Donald Wendell Davidson was not born in Reading and did not grow up here. The man he would become and the man that would move here after the war was most certainly shaped in one way or another by the experiences he had in the Battle of the Bulge. As a member of Troop B, 90th Cavalry Reconnaissance Squadron, 10th Armored Division, Donald would have been waiting for orders when the Germans broke through the American lines in the Ardennes. The orders he received on December 17 would be to proceed to the area around Bastogne with Combat Command B of the 10th Armored Division. There had been rumors of small enemy forces threatening the Arlon-Bastogne Road, and Troop B was sent to investigate. On December 19, the 2nd Platoon of Troop B set out with a light tank to meet up with other vehicles on the road to report it was clear. If Donald had been a member of that platoon, I could imagine that patrol being quite an eerie experience for him. To walk down a road, snow gently crunching under his brown boots, and a tank engine filling the air with exhaust and sound. He would have been exposed to the cold and possibly the enemy, watching his breath flow out of his nose and fill the air in front of him with moisture. The platoon then returned to Bastogne but lost radio contact with the 90th Cavalry. A jeep was brought up to try to restore radio contact, but it received fire from five enemy vehicles. When the 2nd Platoon finally received orders to return back to the rest of the unit, it proceeded toward the road. On their way, the unit discovered a shot up ambulance, its driver dead, having been shot in the head, and wounded men in the back.
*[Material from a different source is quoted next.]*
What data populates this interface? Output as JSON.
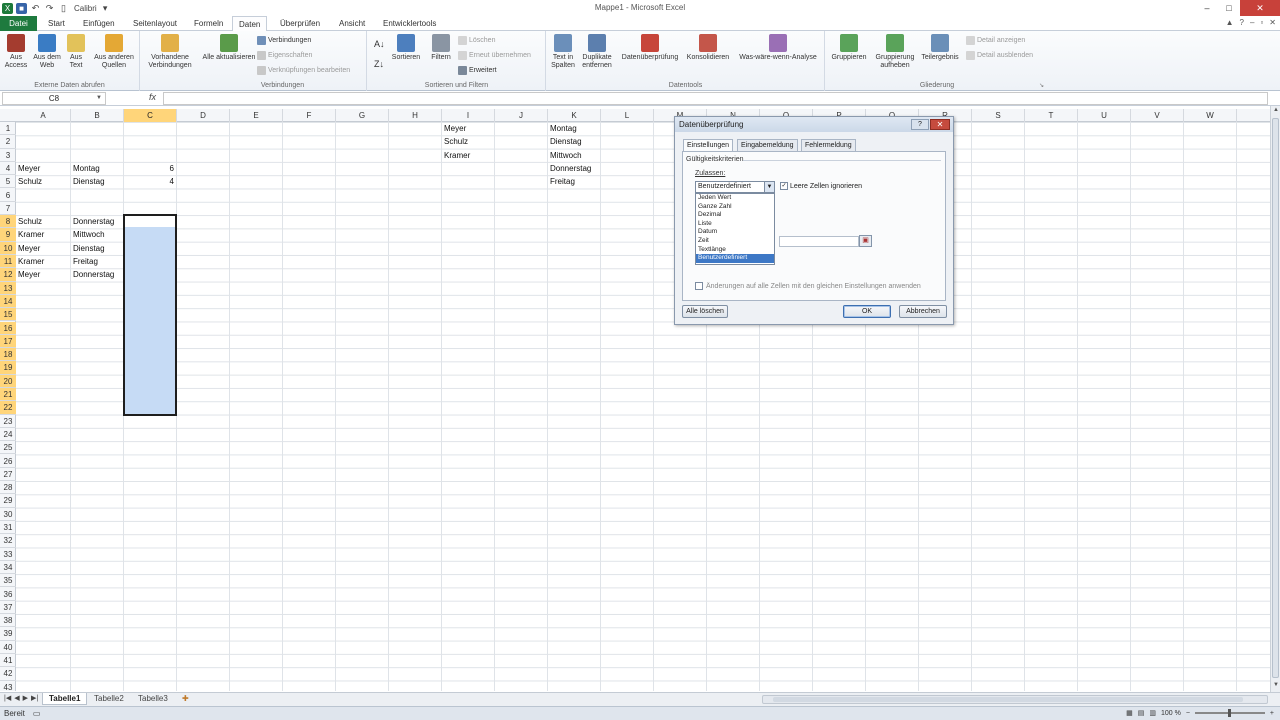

I can almost picture all of the men looking at each other. I can see the officer motioning for them to get down and get behind cover. I can see in my mind’s eye Donald getting down on his belly in the snow, feeling the warmth of his body melting it. The newly melted snow would coat his uniform with water and slush. The road was patrolled up and down, left to right for a mile. Nothing was found except for some odd-looking vehicle tracks. When the platoon returned to the command post, they carried the wounded men from the ambulance with them.
After receiving their new mission of maintaining contact between the 9th Armored Division and the 28th Infantry Division, the squadron immediately went back into action. It is explained in an interview with an officer after the Bulge that much of Troop B and Troop A was committed to holding a defensive position from Stegen to Scheren.
Back in the United States, the people of Boston gathered in Copley Square to sing carols. As a cluster of people began to sing “It Came Upon a Midnight Clear,” a woman with a young boy next to her reportedly said aloud, “Don’t let it come on Christmas Night, not to anyone, not a telegram.” On Christmas Eve, President Roosevelt spoke to the country, as he often did when reassurance was needed most: “The Christmas spirit lives tonight in the bitter cold of the front lines in Europe and the heat of the jungles and swamps of Burma and the Pacific Islands…The thoughts of these men tonight will turn to us here at home around our Christmas trees, surrounded by our children and grandchildren and their Christmas stockings and gifts–just as our own thoughts go out to them, tonight and every night, in their distant places.”